opposition between the aesthetic of the live and the aesthetic of the dead. As a result, the distance between de-reified
aesthetics and the culture industry that Adorno regarded as the funeral home of
art is lost." Not all readers will
be familiar with Adorno's critical theory, and even those who are may well be
puzzled as to the connection between the beauty of the white face and the black
mask on the one hand, and the distinction between high art and popular culture
on the other. Skeptics may conclude
that this is pseudo-intellectual nonsense, and even those who are sympathetic
to the philosophy of aesthetics may finish the essay unsatisfied.
Koerfer's essay on the influence of
cinema is more grounded with concrete discussion of images, but it is quite
demanding, assuming a knowledge of a great deal of cinema. Furthermore, this main thesis is difficult
to locate, and one gets the sense of a number of points being made without a
strong thread bringing them together.
His main claim seems to be simply that there has indeed been a strong
influence on modern art from cinema.
Similarly, Karabelnik in her discussion of voyeurism makes several
insightful comments about the role it plays in particular works, but one is
left wondering what general claim she is trying to make. Steiner's discussion of pornography leaves
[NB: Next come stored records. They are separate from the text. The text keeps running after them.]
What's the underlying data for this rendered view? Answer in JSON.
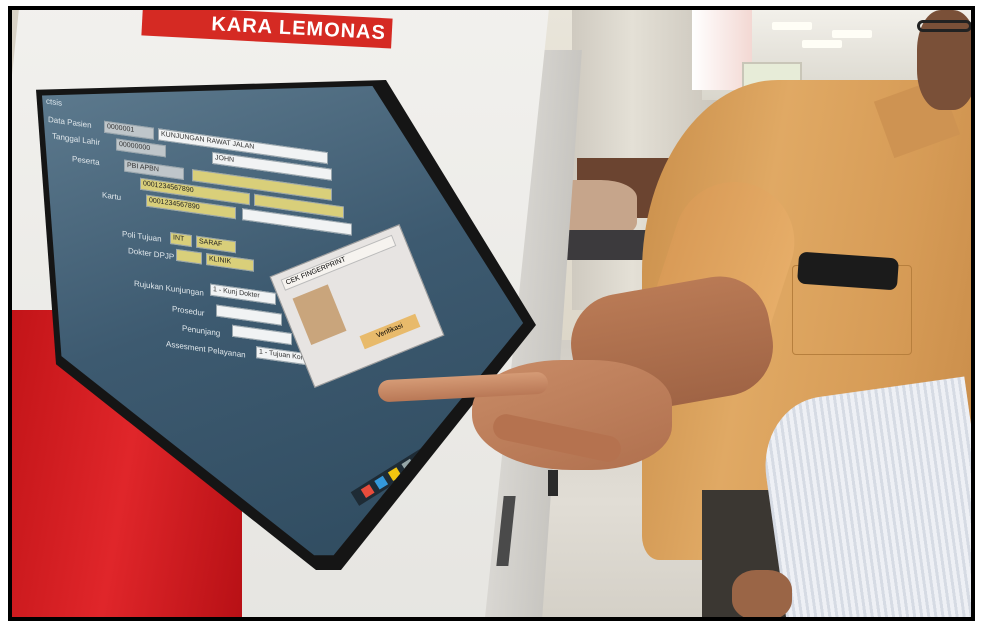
{
  "scene": {
    "description_free": true,
    "kiosk_banner": "KARA LEMONAS",
    "colors": {
      "kiosk_red": "#d52a23",
      "shirt": "#e0a964",
      "screen": "#3d5a70"
    }
  },
  "screen": {
    "title": "ctsis",
    "labels": [
      "Data Pasien",
      "Tanggal Lahir",
      "Peserta",
      "Kartu",
      "Poli Tujuan",
      "Dokter DPJP",
      "Rujukan Kunjungan",
      "Prosedur",
      "Penunjang",
      "Assesment Pelayanan"
    ],
    "fields": [
      "0000001",
      "KUNJUNGAN RAWAT JALAN",
      "00000000",
      "JOHN",
      "PBI APBN",
      "0001234567890",
      "0001234567890",
      "INT",
      "SARAF",
      "KLINIK",
      "1 - Kunj Dokter",
      "1 - Tujuan Kontrol"
    ],
    "popup_title": "CEK FINGERPRINT",
    "popup_status": "Verifikasi"
  }
}
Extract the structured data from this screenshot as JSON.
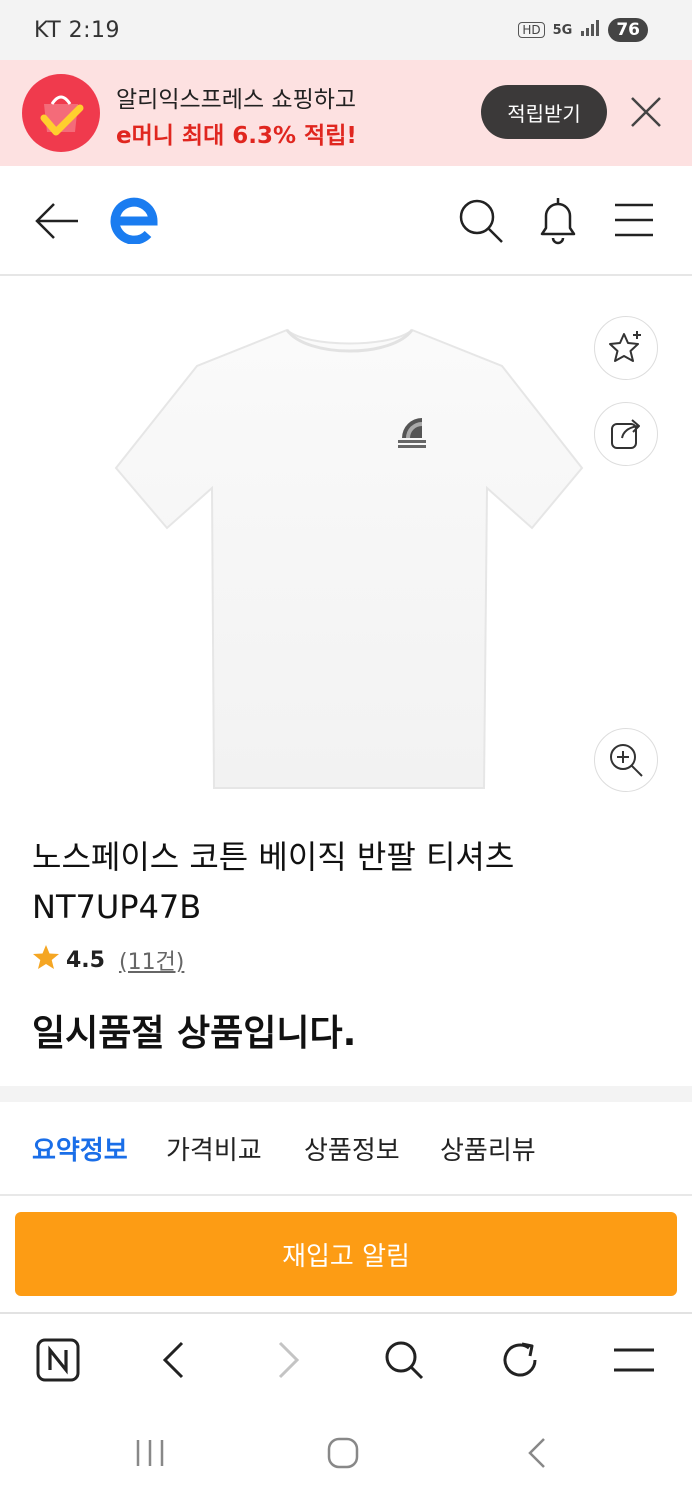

one unsure exactly what question he is addressing. He mentions the influence of pornography on art, the distinction
between art and obscenity, the nature of pornography, the need for art to be
shocking in order to be revolutionary, and the distinction between sex and
gender, among other points, but his conclusion seems to be banal or stupid,
that sex is one of the most artistic of all acts.
The main advantage of the essays
for the book is that they provide a way to set out the images with some
thematic justification. They also at
least provide a starting point for those who want to think about the meaning
and value of the images. The themes of
voyeurism, obscenity, objectification, eroticism, and popular culture are
certainly all important here, and can lead one to other important issues, such
as gender, beauty and the artist's responsibility. However, one is likely to
return to the book much more for the pictures than for the essays.
Stripped Bare is an eclectic
assortment, which is natural, being from the collection of one person, but it
is rich and provocative. Indeed, it
suggests that the examination of the body in modern art has been exceptionally
interesting, and so belongs centrally in any serious discussion of sexuality
© 2005 Christian Perring. All
Christian Perring, Ph.D., is
Chair of the Philosophy Department at Dowling College, Long Island, and editor
of Metapsychology Online Review. His main research is on
philosophical issues in medicine, psychiatry and psychology.